6
\$\begingroup\$

I am 100% self-taught, and so I try to read as much as I can about best practices, conventions, etc. However I freelance, and have been in a long-term contract position for the past little while with almost no peers to review my code. So I get nervous about developing bad habits.

Looking closely at this function I wrote (meant to give me a quick look over the db make sure nothing else is signed that ought to be unsigned):

$db = Database::instance();
$tables = array();
$result = $db->query('SHOW TABLES');
foreach($result as $table)
{
        $create = $db->query("SHOW CREATE TABLE `".current($table)."`");
        $tables[current($create->current())] = end($create->current());
}
echo var_dump($tables);

I see a couple things - $tables and $table are similar things, but $tables is not made up of every $table, so it could be confusing.

I tend to name all query results as $result unless there is a potential naming conflict.

Concatenating a function result within a query call seems more a quality of 'fast code' than 'good code'.

Am I being too nit-picky? Does this code look like it was written by an amateur/bad programmer?

\$\endgroup\$
  • \$\begingroup\$ Your style is very readable. Almost makes me feel like I would be able to pick up PHP with ease. \$\endgroup\$ – IAbstract May 12 '11 at 21:06
  • \$\begingroup\$ If you're concerned about possible confusion between two variable names, why not change one of them to eliminate the confusion? You've already identified a potential problem; whether it's a real problem or not is a matter of taste, but it won't take you 10 seconds to fix it. \$\endgroup\$ – Caleb May 13 '11 at 15:07
7
\$\begingroup\$

Your code looks like its good quality code. And yes, you’re right to be concerned. Most likely, after you’re gone, somebody else will (eventually) maintain, or change the code that you’ve written to date. I suggest that you comment and write the code so that a maintainer understands its purpose at first read.

For example ...

/*
 * Look quickly over the database to make sure nothing else is signed that ought to be unsigned.
 * TODO: Explain why unsigned is better than signed…
 */

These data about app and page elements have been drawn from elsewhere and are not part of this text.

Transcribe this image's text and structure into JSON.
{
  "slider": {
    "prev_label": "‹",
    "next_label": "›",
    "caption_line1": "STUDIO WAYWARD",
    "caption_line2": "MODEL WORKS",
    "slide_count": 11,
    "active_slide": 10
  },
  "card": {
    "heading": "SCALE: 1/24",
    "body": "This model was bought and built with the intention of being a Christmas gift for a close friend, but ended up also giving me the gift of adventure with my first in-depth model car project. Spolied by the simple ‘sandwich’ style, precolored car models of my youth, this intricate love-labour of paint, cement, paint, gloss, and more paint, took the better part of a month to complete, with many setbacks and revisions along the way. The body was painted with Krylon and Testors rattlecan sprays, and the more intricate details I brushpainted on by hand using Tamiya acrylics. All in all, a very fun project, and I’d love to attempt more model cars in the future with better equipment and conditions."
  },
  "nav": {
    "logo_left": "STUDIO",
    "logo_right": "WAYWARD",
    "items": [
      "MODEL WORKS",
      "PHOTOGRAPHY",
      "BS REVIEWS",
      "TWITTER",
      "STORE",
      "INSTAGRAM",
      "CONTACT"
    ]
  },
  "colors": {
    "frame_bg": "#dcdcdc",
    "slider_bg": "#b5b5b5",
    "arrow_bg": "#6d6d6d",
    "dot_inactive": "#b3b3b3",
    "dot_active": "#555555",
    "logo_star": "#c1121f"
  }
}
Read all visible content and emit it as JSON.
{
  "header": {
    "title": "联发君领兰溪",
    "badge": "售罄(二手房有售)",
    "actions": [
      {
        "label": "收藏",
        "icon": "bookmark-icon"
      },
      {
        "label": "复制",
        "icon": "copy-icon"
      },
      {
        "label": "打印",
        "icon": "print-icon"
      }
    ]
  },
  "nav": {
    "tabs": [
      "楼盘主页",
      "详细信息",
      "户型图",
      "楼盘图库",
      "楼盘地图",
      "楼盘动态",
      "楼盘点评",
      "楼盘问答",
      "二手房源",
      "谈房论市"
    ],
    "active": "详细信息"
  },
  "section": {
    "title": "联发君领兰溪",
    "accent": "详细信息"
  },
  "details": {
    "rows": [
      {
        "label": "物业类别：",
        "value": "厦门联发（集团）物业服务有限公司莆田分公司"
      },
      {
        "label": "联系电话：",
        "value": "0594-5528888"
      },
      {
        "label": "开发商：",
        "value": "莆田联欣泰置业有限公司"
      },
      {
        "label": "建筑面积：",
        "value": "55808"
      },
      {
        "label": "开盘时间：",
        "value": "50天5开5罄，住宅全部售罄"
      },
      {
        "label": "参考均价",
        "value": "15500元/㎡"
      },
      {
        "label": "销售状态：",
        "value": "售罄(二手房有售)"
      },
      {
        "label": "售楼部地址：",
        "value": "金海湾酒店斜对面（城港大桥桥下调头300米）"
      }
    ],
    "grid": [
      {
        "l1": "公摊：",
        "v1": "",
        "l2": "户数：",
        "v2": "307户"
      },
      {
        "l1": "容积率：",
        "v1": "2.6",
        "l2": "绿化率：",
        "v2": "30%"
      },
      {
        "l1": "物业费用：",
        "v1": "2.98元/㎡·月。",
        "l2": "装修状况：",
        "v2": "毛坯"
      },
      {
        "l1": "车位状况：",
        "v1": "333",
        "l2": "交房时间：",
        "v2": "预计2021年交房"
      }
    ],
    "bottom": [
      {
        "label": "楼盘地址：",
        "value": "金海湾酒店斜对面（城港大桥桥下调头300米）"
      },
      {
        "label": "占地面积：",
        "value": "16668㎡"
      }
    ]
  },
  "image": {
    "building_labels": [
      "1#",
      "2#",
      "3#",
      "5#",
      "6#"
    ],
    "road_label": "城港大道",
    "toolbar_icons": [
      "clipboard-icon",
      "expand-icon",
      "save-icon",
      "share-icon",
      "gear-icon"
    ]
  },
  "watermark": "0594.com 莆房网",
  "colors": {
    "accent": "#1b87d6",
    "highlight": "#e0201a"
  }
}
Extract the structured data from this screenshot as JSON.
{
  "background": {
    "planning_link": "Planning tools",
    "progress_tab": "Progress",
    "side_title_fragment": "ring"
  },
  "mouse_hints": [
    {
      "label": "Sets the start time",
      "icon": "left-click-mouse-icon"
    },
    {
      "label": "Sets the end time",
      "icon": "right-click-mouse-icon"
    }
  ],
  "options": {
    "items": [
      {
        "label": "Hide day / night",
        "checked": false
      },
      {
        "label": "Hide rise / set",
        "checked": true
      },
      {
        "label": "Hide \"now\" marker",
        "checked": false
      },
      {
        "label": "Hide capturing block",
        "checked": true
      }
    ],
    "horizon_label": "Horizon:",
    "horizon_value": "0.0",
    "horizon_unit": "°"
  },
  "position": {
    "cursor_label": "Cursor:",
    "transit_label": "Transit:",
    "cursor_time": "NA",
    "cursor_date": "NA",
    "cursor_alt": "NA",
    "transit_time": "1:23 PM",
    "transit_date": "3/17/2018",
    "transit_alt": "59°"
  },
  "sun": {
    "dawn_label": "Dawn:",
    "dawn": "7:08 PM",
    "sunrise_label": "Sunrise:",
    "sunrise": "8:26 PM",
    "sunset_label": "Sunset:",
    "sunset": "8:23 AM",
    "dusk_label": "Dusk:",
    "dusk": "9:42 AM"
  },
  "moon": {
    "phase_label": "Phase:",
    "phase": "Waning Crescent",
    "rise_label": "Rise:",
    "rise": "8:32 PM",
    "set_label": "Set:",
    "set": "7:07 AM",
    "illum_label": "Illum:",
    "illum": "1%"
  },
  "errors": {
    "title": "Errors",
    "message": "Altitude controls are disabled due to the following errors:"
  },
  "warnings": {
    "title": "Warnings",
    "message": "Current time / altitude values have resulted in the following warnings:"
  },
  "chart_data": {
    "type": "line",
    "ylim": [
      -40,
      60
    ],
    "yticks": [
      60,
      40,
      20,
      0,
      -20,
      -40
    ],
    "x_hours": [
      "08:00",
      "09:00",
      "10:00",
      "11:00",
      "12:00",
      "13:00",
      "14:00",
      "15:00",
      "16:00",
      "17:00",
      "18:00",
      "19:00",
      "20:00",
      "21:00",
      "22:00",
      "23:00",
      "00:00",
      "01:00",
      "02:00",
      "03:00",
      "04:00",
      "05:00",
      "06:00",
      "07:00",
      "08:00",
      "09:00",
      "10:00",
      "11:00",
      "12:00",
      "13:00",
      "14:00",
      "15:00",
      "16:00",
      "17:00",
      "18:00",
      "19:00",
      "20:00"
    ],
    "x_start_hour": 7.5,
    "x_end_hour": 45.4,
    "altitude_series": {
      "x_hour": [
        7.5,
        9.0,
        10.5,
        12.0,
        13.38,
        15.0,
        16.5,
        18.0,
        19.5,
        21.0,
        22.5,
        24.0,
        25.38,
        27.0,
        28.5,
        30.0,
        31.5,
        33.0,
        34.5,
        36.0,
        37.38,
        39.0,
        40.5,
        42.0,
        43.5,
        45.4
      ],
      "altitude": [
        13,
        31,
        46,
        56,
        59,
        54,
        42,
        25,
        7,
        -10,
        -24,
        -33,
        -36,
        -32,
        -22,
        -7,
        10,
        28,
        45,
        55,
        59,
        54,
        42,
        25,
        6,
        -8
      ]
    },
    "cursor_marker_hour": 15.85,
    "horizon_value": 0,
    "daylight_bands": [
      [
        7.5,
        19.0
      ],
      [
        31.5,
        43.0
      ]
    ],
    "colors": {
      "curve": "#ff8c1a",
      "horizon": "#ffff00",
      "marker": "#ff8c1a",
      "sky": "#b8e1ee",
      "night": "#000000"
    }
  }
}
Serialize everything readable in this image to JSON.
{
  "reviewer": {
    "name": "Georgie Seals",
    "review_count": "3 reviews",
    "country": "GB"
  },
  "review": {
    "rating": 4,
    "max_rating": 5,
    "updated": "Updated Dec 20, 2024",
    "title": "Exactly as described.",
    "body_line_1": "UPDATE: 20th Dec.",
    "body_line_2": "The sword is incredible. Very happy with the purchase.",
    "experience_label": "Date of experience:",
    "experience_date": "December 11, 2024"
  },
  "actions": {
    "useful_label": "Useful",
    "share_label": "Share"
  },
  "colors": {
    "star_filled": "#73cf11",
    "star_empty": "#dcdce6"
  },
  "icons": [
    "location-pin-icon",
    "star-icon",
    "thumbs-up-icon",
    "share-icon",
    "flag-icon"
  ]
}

$db = Database::instance();
$all_tables = array();
$result = $db->query('SHOW TABLES');
foreach($result as $unique_table)
{
   $show_created_table = $db->query("SHOW CREATE TABLE `".current($unique_table)."`");
   $all_tables[current($show_created_table->current())] = end($show_created_table->current());
}
echo var_dump($all_tables);

It's worth doing for yourself, for memory sake, if you haven't touched the code for a longtime. It will also help the maintainer understand the intented purpose of the function. Now, if your project is large and complex, I'd recommend that you use phpdoc -- it's a good standard.

| improve this answer | |
\$\endgroup\$
0
\$\begingroup\$

Personally I find that a db query should return a query object, which should then have exposed result() and num_rows() etc methods. IMO don't like seeing things like $create->current(); - which I'm not actually sure I understand... What exactly are you achieving with the current method? Why is the db query method returning what seems like an array when first used, but then an object when used in the loop?

| improve this answer | |
\$\endgroup\$

Your Answer

By clicking “Post Your Answer”, you agree to our terms of service, privacy policy and cookie policy

Not the answer you're looking for? Browse other questions tagged or ask your own question.